If your child is unwell but you are unsure if you need to see the doctor, contact Healthline (0800 611 116) for free 24 hour telephone health advice.

Diagnosis

To diagnose bronchiolitis, your child's doctor will:

  • ask you about your child's symptoms
  • check how much they are feeding
  • take your child's temperature
  • use a stethoscope to listen for wheezing or 'crackling' in the chest.

If your child has bronchiolitis, your doctor will assess your child's condition to decide whether they:

  • are well enough to be cared for at home, or
  • need to be referred to hospital to be given oxygen and/or fluids.

Treatment

Most cases of bronchiolitis are mild and can be treated at home.

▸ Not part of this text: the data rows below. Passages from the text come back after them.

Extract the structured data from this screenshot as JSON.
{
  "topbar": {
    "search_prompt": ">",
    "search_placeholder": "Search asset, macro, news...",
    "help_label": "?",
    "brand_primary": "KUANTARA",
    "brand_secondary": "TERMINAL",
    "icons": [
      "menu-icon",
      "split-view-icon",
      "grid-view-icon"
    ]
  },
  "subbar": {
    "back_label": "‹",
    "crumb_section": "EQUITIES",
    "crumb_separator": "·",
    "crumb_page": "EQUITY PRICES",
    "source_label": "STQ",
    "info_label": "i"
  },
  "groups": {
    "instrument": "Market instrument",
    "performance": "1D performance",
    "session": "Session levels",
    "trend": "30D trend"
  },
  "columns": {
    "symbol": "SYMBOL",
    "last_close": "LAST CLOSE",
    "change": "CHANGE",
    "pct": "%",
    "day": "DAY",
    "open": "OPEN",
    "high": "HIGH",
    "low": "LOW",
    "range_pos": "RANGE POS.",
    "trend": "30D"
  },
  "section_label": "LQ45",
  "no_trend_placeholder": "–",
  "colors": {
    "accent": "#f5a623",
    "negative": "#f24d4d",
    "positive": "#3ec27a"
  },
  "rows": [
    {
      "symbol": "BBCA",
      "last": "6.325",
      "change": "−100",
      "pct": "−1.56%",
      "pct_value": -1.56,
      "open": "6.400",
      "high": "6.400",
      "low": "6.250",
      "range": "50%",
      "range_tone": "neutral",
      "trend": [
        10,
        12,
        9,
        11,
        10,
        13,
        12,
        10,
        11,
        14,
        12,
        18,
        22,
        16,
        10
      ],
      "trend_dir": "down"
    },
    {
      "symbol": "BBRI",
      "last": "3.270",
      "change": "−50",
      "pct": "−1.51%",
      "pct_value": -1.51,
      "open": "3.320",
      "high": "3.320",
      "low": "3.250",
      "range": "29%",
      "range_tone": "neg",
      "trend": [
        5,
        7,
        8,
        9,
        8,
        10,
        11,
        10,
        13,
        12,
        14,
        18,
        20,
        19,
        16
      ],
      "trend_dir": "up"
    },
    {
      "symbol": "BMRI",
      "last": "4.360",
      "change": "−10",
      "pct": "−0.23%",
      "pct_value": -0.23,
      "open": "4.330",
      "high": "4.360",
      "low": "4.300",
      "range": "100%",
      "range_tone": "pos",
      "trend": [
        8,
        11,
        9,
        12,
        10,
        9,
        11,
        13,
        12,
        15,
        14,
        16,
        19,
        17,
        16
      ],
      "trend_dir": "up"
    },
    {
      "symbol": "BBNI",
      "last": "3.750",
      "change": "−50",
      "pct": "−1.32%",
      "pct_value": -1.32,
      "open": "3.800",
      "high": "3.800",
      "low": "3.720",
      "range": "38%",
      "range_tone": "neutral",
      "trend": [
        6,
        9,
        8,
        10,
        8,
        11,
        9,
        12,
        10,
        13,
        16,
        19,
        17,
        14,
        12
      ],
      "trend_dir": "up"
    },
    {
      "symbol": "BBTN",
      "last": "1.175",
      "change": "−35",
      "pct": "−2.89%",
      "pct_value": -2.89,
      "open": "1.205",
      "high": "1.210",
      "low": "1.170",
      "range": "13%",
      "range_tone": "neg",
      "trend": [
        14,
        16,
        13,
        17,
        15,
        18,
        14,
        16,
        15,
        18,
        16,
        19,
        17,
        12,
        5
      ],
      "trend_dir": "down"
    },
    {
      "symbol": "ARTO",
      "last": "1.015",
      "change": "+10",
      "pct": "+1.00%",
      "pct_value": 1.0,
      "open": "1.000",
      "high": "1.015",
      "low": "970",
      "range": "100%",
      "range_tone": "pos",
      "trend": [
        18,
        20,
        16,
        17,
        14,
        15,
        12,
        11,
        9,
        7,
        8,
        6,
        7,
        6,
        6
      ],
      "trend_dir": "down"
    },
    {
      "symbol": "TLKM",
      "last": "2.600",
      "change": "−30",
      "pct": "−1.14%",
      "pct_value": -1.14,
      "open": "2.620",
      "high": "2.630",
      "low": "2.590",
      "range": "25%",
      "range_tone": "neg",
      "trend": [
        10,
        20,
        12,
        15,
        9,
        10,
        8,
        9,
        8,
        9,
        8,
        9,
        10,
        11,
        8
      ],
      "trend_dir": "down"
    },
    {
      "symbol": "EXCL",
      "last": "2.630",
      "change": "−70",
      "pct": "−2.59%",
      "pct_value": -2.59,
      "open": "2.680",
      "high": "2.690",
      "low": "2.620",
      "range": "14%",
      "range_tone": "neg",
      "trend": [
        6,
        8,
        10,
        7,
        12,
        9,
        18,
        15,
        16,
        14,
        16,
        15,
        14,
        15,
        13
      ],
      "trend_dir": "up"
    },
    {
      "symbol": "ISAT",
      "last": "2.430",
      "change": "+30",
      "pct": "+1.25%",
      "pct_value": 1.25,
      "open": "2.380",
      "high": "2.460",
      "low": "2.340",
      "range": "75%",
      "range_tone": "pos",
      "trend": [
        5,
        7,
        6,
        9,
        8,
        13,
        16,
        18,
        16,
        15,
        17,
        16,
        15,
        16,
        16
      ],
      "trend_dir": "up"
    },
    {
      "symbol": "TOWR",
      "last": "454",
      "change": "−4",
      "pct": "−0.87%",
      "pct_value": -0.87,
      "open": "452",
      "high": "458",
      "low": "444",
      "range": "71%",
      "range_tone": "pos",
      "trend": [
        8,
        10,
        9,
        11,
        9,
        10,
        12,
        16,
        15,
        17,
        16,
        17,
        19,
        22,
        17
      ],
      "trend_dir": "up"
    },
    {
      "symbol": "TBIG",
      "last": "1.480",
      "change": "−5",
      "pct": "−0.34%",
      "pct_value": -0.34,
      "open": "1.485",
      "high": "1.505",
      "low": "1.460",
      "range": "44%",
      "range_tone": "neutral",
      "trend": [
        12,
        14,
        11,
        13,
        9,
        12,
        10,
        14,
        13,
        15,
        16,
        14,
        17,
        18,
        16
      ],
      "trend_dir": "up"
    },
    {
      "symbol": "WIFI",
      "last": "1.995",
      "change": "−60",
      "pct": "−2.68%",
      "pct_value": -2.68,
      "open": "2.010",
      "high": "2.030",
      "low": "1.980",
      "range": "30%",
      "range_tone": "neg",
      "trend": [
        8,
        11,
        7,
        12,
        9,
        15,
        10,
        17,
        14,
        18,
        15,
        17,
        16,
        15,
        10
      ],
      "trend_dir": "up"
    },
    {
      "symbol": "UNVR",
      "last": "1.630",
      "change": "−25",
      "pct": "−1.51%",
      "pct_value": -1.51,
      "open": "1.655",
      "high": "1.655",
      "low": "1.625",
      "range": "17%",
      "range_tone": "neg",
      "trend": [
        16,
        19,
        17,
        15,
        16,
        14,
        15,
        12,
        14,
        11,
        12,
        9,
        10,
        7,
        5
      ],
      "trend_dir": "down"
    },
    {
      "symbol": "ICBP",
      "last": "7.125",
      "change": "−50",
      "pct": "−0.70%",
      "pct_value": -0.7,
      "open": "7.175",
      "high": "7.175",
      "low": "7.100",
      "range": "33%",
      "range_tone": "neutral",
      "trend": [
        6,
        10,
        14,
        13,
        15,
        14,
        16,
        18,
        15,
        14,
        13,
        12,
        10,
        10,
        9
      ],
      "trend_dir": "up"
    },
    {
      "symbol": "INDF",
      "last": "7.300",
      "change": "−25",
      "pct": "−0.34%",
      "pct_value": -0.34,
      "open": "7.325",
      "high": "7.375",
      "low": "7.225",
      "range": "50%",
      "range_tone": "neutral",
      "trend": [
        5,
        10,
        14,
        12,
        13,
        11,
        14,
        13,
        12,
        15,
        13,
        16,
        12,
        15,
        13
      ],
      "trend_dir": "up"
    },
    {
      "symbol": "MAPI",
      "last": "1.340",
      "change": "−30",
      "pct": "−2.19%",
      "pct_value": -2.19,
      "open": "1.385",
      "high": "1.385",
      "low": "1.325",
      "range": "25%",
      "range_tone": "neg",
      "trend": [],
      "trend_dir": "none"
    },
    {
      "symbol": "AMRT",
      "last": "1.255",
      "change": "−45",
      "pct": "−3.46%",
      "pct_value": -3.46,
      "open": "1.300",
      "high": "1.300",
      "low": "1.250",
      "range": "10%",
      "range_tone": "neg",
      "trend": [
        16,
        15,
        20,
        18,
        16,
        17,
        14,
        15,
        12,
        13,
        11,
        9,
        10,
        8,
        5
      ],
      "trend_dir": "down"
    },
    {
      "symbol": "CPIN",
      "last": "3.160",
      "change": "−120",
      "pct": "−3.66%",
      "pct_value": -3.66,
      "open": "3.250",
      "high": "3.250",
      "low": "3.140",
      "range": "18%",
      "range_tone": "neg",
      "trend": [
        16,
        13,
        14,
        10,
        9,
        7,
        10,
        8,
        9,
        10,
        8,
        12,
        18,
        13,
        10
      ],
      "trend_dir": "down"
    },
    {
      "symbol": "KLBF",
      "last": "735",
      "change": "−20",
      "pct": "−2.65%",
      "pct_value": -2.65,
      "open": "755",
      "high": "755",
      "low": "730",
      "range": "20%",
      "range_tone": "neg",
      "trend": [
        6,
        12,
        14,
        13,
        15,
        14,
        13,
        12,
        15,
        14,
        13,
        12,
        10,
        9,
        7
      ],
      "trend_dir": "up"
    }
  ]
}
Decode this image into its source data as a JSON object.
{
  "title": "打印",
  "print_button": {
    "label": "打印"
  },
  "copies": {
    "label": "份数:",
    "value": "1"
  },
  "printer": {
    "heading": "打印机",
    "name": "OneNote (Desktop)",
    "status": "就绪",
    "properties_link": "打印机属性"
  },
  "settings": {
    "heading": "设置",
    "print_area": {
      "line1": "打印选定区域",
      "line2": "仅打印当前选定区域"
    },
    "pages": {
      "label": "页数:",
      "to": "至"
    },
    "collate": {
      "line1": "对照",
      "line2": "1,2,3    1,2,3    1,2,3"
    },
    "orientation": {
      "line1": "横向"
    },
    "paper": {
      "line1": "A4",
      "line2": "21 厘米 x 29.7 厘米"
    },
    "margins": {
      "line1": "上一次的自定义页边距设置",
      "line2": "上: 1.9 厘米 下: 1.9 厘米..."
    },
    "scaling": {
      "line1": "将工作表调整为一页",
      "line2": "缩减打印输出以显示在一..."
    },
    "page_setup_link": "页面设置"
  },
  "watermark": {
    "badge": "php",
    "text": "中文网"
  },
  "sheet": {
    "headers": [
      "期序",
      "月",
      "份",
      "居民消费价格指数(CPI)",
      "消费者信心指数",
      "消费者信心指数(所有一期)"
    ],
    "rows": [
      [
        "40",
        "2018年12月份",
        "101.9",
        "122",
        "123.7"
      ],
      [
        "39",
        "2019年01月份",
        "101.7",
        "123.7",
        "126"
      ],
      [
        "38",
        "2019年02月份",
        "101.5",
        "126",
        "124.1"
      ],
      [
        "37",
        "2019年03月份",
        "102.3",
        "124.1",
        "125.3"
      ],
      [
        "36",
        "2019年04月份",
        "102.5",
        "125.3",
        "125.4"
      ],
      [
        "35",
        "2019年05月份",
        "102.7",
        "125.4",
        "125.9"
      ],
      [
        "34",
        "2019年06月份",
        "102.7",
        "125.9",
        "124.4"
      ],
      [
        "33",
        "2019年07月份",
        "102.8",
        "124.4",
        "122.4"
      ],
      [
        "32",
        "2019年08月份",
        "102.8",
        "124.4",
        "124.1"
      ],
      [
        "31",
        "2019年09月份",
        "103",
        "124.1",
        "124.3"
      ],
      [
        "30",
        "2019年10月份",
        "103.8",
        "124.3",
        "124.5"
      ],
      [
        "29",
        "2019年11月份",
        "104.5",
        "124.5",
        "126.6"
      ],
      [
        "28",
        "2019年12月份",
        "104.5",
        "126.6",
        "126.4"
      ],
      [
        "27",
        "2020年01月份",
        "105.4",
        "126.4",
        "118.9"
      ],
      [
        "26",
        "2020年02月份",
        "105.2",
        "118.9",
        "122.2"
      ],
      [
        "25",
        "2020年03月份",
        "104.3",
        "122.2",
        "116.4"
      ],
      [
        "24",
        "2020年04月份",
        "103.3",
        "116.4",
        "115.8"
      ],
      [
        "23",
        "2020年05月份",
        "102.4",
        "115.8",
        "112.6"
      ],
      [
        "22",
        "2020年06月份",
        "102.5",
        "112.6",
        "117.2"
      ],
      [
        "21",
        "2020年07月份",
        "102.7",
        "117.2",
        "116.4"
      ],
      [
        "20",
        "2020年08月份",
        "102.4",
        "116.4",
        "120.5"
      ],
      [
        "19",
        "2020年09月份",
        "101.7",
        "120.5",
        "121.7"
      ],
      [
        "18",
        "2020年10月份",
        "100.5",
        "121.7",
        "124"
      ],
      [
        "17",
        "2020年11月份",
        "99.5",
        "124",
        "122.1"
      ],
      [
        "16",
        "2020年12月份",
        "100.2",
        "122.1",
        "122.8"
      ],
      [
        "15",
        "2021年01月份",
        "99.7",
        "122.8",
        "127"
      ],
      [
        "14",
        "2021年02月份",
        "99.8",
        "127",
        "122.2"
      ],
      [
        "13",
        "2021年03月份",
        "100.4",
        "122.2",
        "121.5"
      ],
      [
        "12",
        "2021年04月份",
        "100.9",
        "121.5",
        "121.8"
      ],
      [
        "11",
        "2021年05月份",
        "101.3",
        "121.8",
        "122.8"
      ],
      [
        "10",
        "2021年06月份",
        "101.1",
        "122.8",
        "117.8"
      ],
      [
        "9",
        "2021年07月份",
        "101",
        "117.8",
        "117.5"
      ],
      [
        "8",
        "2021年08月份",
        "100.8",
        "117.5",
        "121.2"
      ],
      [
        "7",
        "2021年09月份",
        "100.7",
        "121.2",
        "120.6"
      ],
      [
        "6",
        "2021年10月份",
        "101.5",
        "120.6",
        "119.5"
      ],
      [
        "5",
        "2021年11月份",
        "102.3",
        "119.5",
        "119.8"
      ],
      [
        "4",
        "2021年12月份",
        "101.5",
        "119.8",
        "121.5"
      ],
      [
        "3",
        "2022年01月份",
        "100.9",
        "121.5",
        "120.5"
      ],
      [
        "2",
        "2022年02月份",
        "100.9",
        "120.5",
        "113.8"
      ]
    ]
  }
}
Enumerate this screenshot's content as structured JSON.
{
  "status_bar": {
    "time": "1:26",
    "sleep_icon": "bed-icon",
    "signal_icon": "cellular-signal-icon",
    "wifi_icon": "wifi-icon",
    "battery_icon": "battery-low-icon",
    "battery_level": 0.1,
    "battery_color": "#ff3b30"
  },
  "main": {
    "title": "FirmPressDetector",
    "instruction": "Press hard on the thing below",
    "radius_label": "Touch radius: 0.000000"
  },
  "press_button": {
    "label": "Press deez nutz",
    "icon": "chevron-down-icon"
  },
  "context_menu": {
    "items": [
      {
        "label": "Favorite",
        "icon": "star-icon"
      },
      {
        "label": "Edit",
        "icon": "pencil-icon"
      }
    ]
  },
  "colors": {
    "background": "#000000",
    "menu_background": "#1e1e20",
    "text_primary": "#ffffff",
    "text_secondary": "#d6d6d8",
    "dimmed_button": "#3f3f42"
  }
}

If your child does need to go to hospital they may be: 

  • given extra oxygen through soft nasal prongs or a mask
  • given fluids via a drip in the vein (intravenously)
  • fed through a special nose-to-tummy (nasogastric) tube.

When your child's condition has stabilised, you will be able to take them home to continue caring for them.

Caring for your child at home

Most children with bronchiolitis are not severely ill. However, it can still take several weeks before they are completely well. You can help their recovery by:

  • making sure they get as much rest as possible
  • offering them small amounts of fluids often
  • using the recommended dose of child paracetamol (pamol) if required for pain or fever
  • keeping them warm but not too hot
  • not smoking around them.

Medications unlikely to help recovery

Bronchiolitis is caused by a virus so antibiotics will not help to cure it. Antibiotics may be prescribed if your child develops a secondary bacterial infection.

Using blue asthma puffers in children younger than 6 months of age can cause symptoms to worsen. As the symptoms of bronchiolitis are similar to those of asthma, blue asthma puffers may be trialled with older children (nearer to 1 year of age). Asthma is uncommon in children under 1 year of age. 

Bronchiolitis can be passed to others

Bronchiolitis is an infectious disease. Washing your hands before and after handling your child is the best way to help prevent it spreading.

During the first few days of the illness, keep your child away from child care or other places where they may come into contact with other children. Older children and adults can also catch bronchiolitis but it is more common in younger children and babies.

Learn more

Bronchiolitis KidsHealth (NZ), March 2014
Bronchiolitis – the essentials Best Health (UK)
Bronchiolitis treatment  NHS Choices (UK), Dec 2013

References

Bronchiolitis in infants Best Practice Journal Sept 2012

Credits: Original content by Health Navigator. Reviewed By: Editorial team Last reviewed: 07 Mar 2014